Segment Start: Input records

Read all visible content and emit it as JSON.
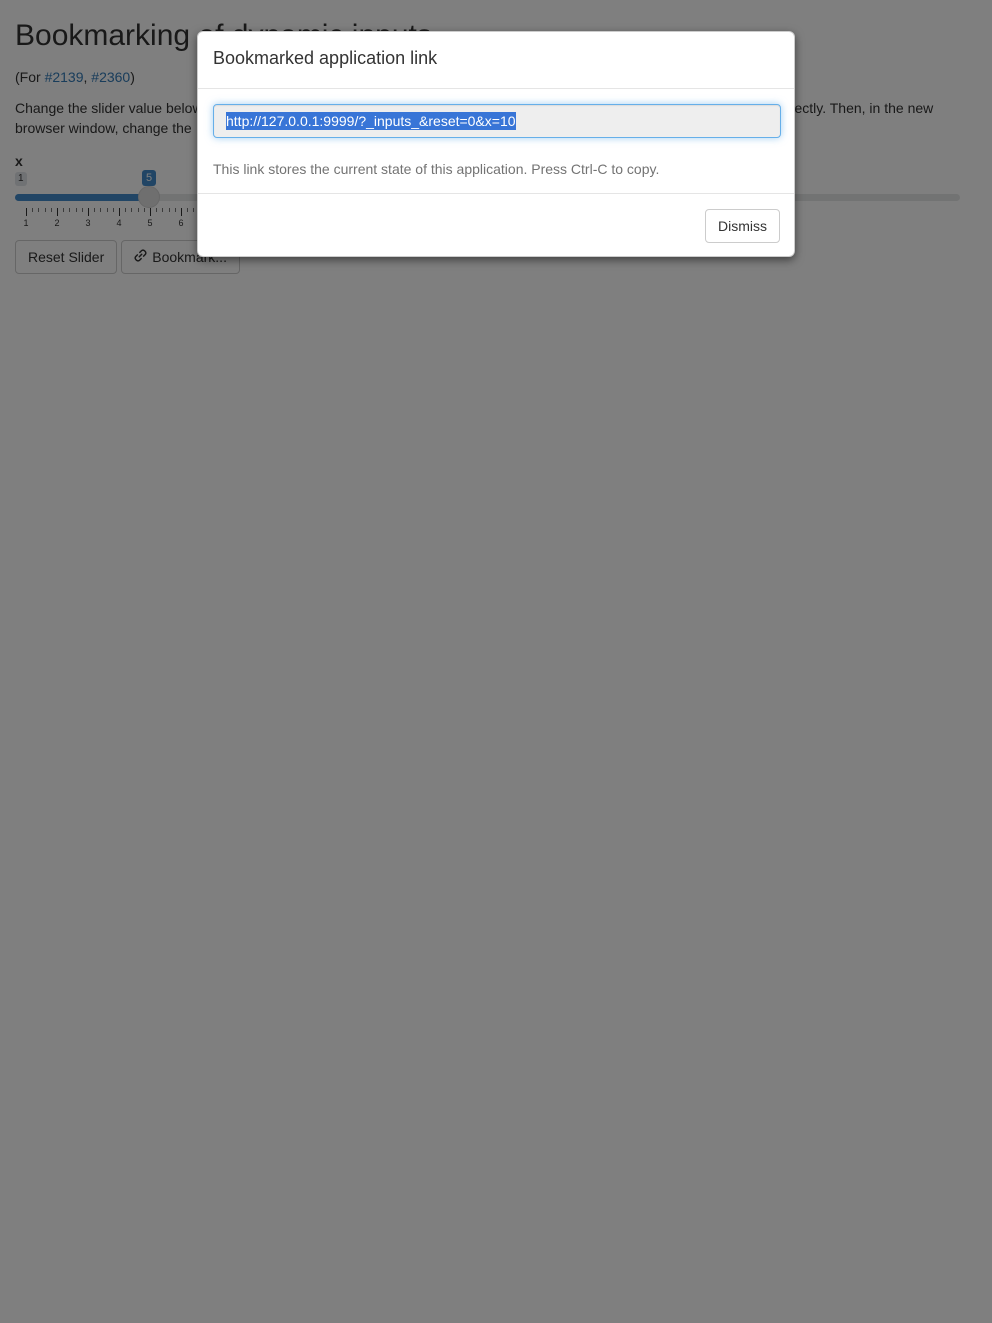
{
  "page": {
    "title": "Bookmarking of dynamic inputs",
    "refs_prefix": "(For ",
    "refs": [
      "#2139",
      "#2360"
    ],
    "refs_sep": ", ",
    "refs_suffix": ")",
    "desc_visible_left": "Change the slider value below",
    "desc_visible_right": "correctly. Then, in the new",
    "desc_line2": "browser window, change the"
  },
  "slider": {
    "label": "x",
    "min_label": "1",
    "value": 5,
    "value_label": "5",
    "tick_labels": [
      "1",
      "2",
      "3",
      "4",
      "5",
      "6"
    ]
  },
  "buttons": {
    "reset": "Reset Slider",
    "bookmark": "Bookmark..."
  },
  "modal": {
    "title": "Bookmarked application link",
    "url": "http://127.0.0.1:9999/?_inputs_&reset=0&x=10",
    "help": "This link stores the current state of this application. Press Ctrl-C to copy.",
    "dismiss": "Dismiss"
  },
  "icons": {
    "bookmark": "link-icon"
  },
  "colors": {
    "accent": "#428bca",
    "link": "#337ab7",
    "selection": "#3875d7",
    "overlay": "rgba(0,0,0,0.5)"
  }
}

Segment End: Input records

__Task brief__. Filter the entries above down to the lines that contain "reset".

__Output for this exercise__.
    "reset": "Reset Slider",
    "url": "http://127.0.0.1:9999/?_inputs_&reset=0&x=10",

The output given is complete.